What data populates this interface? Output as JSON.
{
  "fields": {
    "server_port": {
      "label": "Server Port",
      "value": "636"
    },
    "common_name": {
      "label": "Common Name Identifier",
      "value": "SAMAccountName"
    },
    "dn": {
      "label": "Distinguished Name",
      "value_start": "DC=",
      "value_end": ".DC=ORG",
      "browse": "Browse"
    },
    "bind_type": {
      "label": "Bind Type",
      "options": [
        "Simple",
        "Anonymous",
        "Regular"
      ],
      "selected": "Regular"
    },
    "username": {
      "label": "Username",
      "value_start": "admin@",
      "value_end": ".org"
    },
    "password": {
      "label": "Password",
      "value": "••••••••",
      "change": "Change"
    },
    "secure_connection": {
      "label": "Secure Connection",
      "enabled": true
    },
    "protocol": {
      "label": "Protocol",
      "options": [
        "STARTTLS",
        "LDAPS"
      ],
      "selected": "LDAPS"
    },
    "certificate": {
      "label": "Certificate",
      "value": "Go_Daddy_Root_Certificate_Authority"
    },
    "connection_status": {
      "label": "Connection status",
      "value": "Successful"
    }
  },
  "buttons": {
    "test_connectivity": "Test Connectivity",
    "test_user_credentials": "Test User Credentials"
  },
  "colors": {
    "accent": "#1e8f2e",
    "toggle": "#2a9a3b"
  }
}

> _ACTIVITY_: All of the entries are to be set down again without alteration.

> _SOLUTION TO THIS EXERCISE_:
What data populates this interface? Output as JSON.
{
  "fields": {
    "server_port": {
      "label": "Server Port",
      "value": "636"
    },
    "common_name": {
      "label": "Common Name Identifier",
      "value": "SAMAccountName"
    },
    "dn": {
      "label": "Distinguished Name",
      "value_start": "DC=",
      "value_end": ".DC=ORG",
      "browse": "Browse"
    },
    "bind_type": {
      "label": "Bind Type",
      "options": [
        "Simple",
        "Anonymous",
        "Regular"
      ],
      "selected": "Regular"
    },
    "username": {
      "label": "Username",
      "value_start": "admin@",
      "value_end": ".org"
    },
    "password": {
      "label": "Password",
      "value": "••••••••",
      "change": "Change"
    },
    "secure_connection": {
      "label": "Secure Connection",
      "enabled": true
    },
    "protocol": {
      "label": "Protocol",
      "options": [
        "STARTTLS",
        "LDAPS"
      ],
      "selected": "LDAPS"
    },
    "certificate": {
      "label": "Certificate",
      "value": "Go_Daddy_Root_Certificate_Authority"
    },
    "connection_status": {
      "label": "Connection status",
      "value": "Successful"
    }
  },
  "buttons": {
    "test_connectivity": "Test Connectivity",
    "test_user_credentials": "Test User Credentials"
  },
  "colors": {
    "accent": "#1e8f2e",
    "toggle": "#2a9a3b"
  }
}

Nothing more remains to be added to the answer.